Dr. Ryan Kane, a backyard beekeeper herself, knows some veterinarians who just happen to also be beekeepers for fun.

Beekeepers are broken into three categories: backyarders, who keep only a few hives; sideliners, who have between 50 and 100 hives; and commercial beekeepers, who operate with over 300 hives. Commercial beekeepers make up a small portion of the overall industry but control the largest portion of bee colonies in the U.S.

There were 2.67 million bee colonies in January 2019, according to data from the U.S. Department of Agriculture. The beekeeping industry is worth about $17 billion a year, according to the National Honey Board.

Dr. Tracy Farone, a veterinarian who is a professor of biology at Grove City College in Grove City, Pennsylvania, and a board member of the Honey Bee Veterinary Consortium, said veterinarians were brought into the beekeeping world because of the diseases bees face and the potential for antimicrobial resistance.

Dr. Farone holds a new hive frame.
Dr. Tracy Farone, a veterinarian who is a professor of biology at Grove City College and a board member of the Honey Bee Veterinary Consortium, holds a new hive frame.

“I understand why beekeepers want to do what they’ve always been doing, but they’re facing more and more bee health problems. It would be good to get veterinarians on board.” Dr. Farone said. “We can contribute here. We can provide so much more than a prescription or VFD to the industry. If we can blend veterinary medical expertise within the beekeeping industry, it’s not just an arranged marriage, but a marriage where we can help each other.”

Buzzing education

Including bee health within veterinary colleges’ curriculums is on the rise now in the U.S. But veterinary education in France has included an entire rotation on beekeeping for decades.

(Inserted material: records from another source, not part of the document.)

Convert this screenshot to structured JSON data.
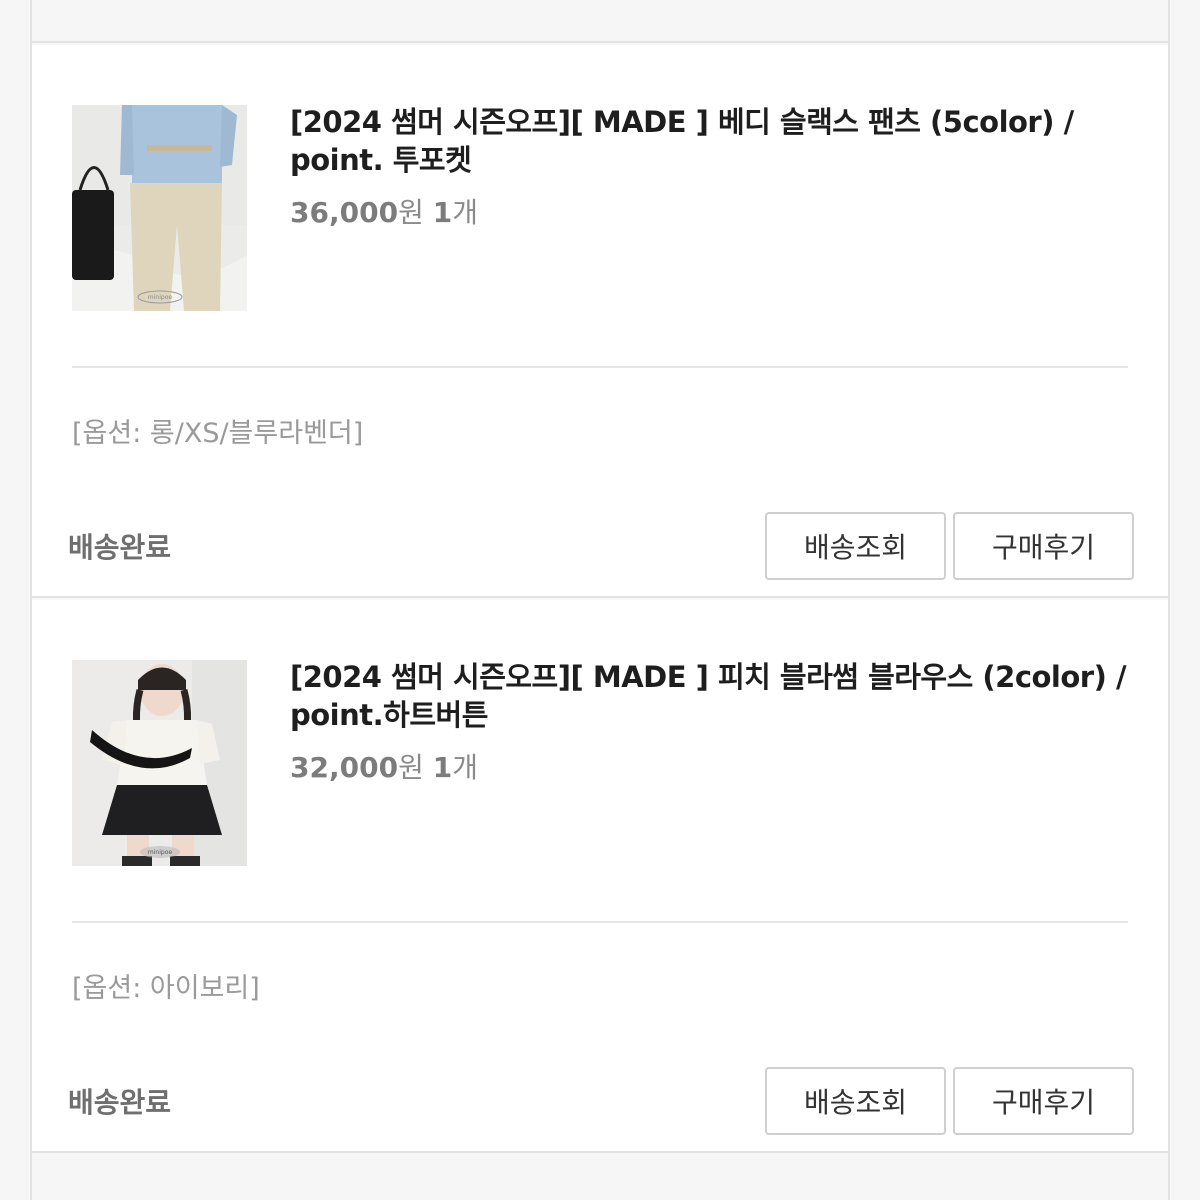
{
  "orders": [
    {
      "title": "[2024 썸머 시즌오프][ MADE ] 베디 슬랙스 팬츠 (5color) / point. 투포켓",
      "price": "36,000",
      "currency": "원",
      "quantity": "1",
      "quantity_unit": "개",
      "option": "[옵션: 롱/XS/블루라벤더]",
      "status": "배송완료",
      "track_button": "배송조회",
      "review_button": "구매후기",
      "image_label": "minipoe"
    },
    {
      "title": "[2024 썸머 시즌오프][ MADE ] 피치 블라썸 블라우스 (2color) / point.하트버튼",
      "price": "32,000",
      "currency": "원",
      "quantity": "1",
      "quantity_unit": "개",
      "option": "[옵션: 아이보리]",
      "status": "배송완료",
      "track_button": "배송조회",
      "review_button": "구매후기",
      "image_label": "minipoe"
    }
  ],
  "colors": {
    "background": "#f6f6f6",
    "card": "#ffffff",
    "border": "#e2e2e2",
    "title_text": "#1e1e1e",
    "muted_text": "#8a8a8a"
  }
}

“I’ve gauged veterinarian interest, developed and shared lectures on what veterinarians need to know,” Dr. Farone said. “Bees are our most important agricultural animals, in regards to the number of crops they pollinate and their economic contribution to the agricultural industry. Without bees, the whole thing falls apart, so why wouldn’t we have veterinarians for bees?”

Dr. Farone suggests veterinarians interested in expanding their practice into bee health take the time to learn about the beekeeping industry, consider getting involved in local bee clubs, and identify current clients who have backyard hives.

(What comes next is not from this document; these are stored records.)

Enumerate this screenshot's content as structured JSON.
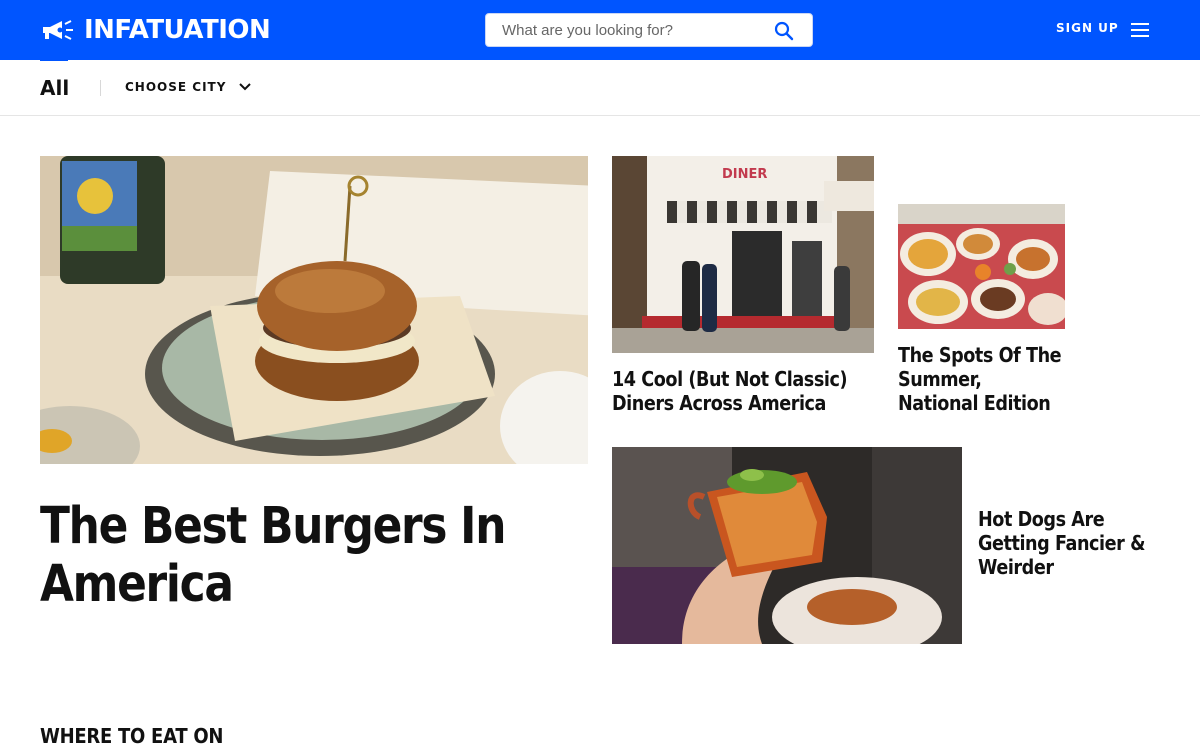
{
  "header": {
    "logo_text": "INFATUATION",
    "search_placeholder": "What are you looking for?",
    "signup_label": "SIGN UP",
    "brand_color": "#0055ff"
  },
  "subnav": {
    "all_label": "All",
    "choose_city_label": "CHOOSE CITY"
  },
  "hero": {
    "title": "The Best Burgers In America"
  },
  "cards": [
    {
      "title": "14 Cool (But Not Classic) Diners Across America",
      "sign_text": "DINER"
    },
    {
      "title": "The Spots Of The Summer, National Edition"
    },
    {
      "title": "Hot Dogs Are Getting Fancier & Weirder"
    }
  ],
  "section": {
    "label": "WHERE TO EAT ON"
  },
  "icons": {
    "logo": "megaphone-icon",
    "search": "search-icon",
    "menu": "hamburger-menu-icon",
    "dropdown": "chevron-down-icon"
  }
}
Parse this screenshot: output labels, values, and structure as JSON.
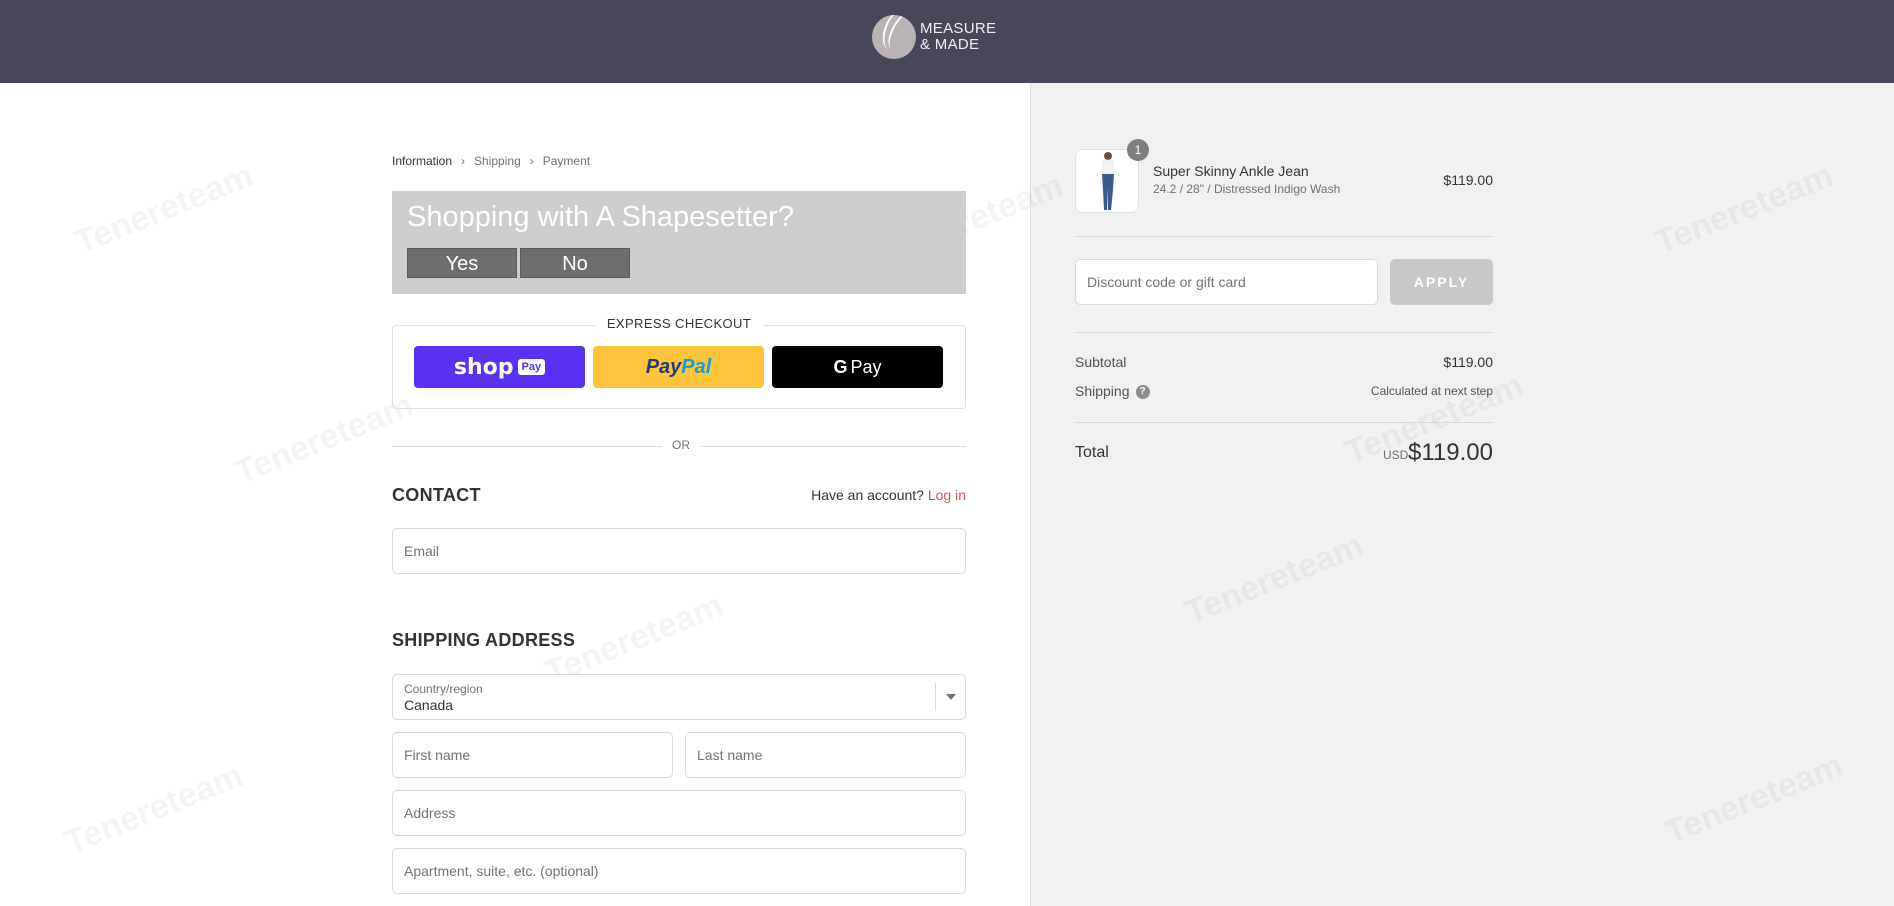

The wider world

Dr. Ryan Kane, who serves on the AVMA Committee for Environmental Issues, said the COVID-19 pandemic has put a spotlight on how the natural world needs to be taken care of.

“Veterinarians should be at the forefront of protecting the environment,” she said. “It’s one health.”

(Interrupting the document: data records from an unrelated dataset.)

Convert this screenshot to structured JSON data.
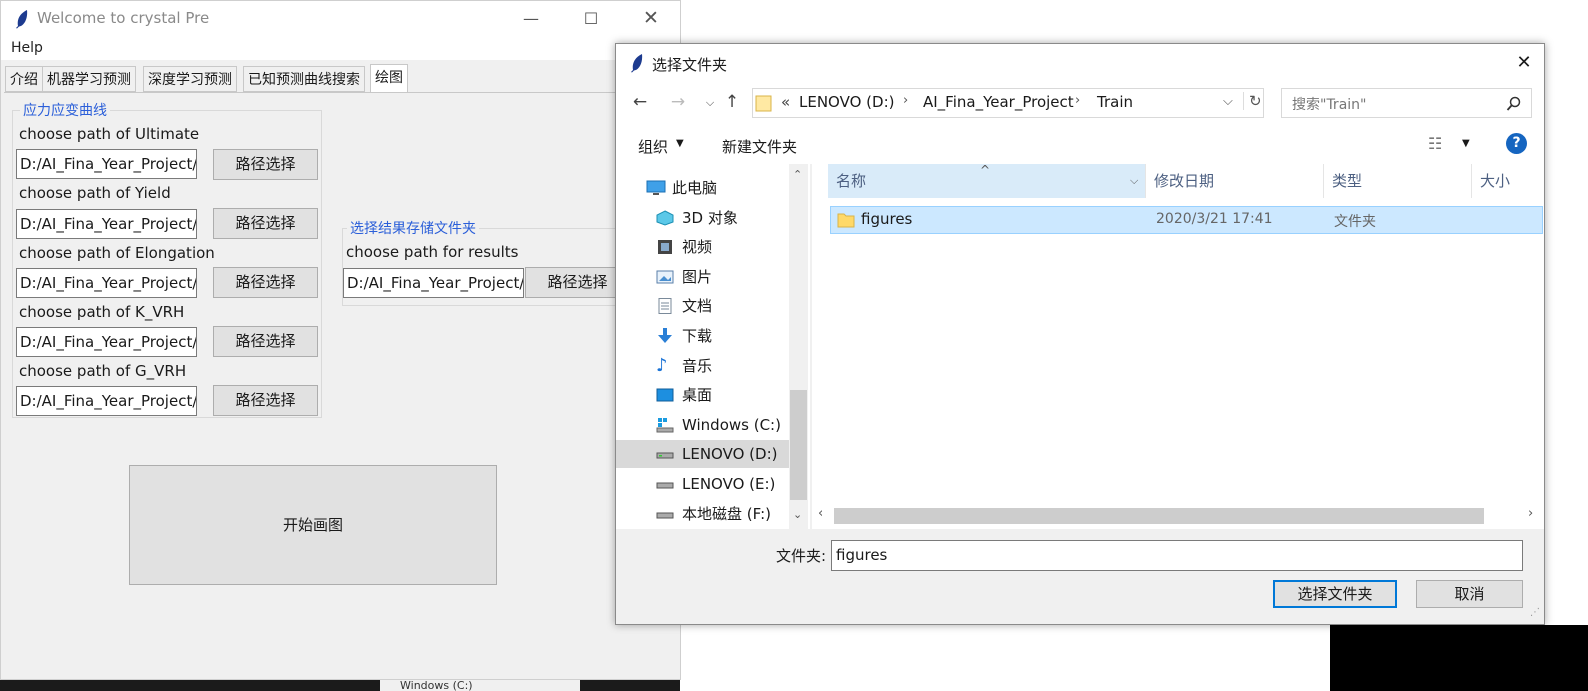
{
  "main_window": {
    "title": "Welcome to crystal Pre",
    "menu": {
      "help": "Help"
    },
    "tabs": [
      "介绍",
      "机器学习预测",
      "深度学习预测",
      "已知预测曲线搜索",
      "绘图"
    ],
    "active_tab": 4,
    "curve_group": {
      "title": "应力应变曲线",
      "rows": [
        {
          "label": "choose path of Ultimate",
          "value": "D:/AI_Fina_Year_Project/",
          "button": "路径选择"
        },
        {
          "label": "choose path of Yield",
          "value": "D:/AI_Fina_Year_Project/",
          "button": "路径选择"
        },
        {
          "label": "choose path of Elongation",
          "value": "D:/AI_Fina_Year_Project/",
          "button": "路径选择"
        },
        {
          "label": "choose path of K_VRH",
          "value": "D:/AI_Fina_Year_Project/",
          "button": "路径选择"
        },
        {
          "label": "choose path of G_VRH",
          "value": "D:/AI_Fina_Year_Project/",
          "button": "路径选择"
        }
      ]
    },
    "results_group": {
      "title": "选择结果存储文件夹",
      "label": "choose path for results",
      "value": "D:/AI_Fina_Year_Project/",
      "button": "路径选择"
    },
    "start_button": "开始画图"
  },
  "dialog": {
    "title": "选择文件夹",
    "address": {
      "prefix": "«",
      "crumbs": [
        "LENOVO (D:)",
        "AI_Fina_Year_Project",
        "Train"
      ]
    },
    "search_placeholder": "搜索\"Train\"",
    "toolbar": {
      "organize": "组织",
      "new_folder": "新建文件夹"
    },
    "nav_items": [
      {
        "label": "此电脑",
        "icon": "computer-icon"
      },
      {
        "label": "3D 对象",
        "icon": "3d-objects-icon"
      },
      {
        "label": "视频",
        "icon": "video-icon"
      },
      {
        "label": "图片",
        "icon": "pictures-icon"
      },
      {
        "label": "文档",
        "icon": "document-icon"
      },
      {
        "label": "下载",
        "icon": "download-icon"
      },
      {
        "label": "音乐",
        "icon": "music-icon"
      },
      {
        "label": "桌面",
        "icon": "desktop-icon"
      },
      {
        "label": "Windows (C:)",
        "icon": "windows-drive-icon"
      },
      {
        "label": "LENOVO (D:)",
        "icon": "drive-icon",
        "selected": true
      },
      {
        "label": "LENOVO (E:)",
        "icon": "drive-icon"
      },
      {
        "label": "本地磁盘 (F:)",
        "icon": "drive-icon"
      }
    ],
    "columns": [
      "名称",
      "修改日期",
      "类型",
      "大小"
    ],
    "files": [
      {
        "name": "figures",
        "date": "2020/3/21 17:41",
        "type": "文件夹",
        "size": ""
      }
    ],
    "folder_label": "文件夹:",
    "folder_value": "figures",
    "select_button": "选择文件夹",
    "cancel_button": "取消"
  },
  "taskbar_hint": "Windows (C:)",
  "colors": {
    "accent": "#0078d7",
    "group_title": "#2b5fd9",
    "selection": "#cce8ff"
  }
}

Like Dr. Farone, Dr. Ryan Kane noted that bees are a key crop pollinator.

“This is a global security issue. There is a veterinary public health obligation to protect our food resources, food safety, and food security,” Dr. Ryan Kane said. “We take insects for granted. We smash them, we’re afraid of them. We have shirked our duties by not studying them and not taking care of them. They make our systems work.”

Dr. Ryan Kane said veterinarians who have bee health experience are promoting the insects.

She recently co-edited the forthcoming book “Honey Bee Medicine for the Veterinary Practitioner” with Dr. Cynthia M. Faux, a professor of veterinary science at the University of Arizona College of Veterinary Medicine. The book is a collaboration among veterinarians, entomologists, toxicologists, and a pharmacologist. It is set to be released in 2021.

Dr. Ryan Kane doesn’t expect it will take long for veterinarians to be included in the beekeeping community.

“It won’t take many years to get us up to speed, to where the beekeeping community trusts our knowledge, but now we should learn from the beekeepers. There is so much information out there,” she said.


The magazine Bee Culture is offering a free three-month subscription to the first 100 people who sign up with the promo code “JAVMA.” Dr. Tracy Farone, a bee veterinarian, is writing an article series for the publication.

The AVMA has a resource for veterinarians on honeybees at "Honey bees 101 for veterinarians." AVMA Axon offers two, one-hour continuing education webinars on bee health: “Honeybees: Why they need a veterinarian” and “Honeybees and veterinarians.”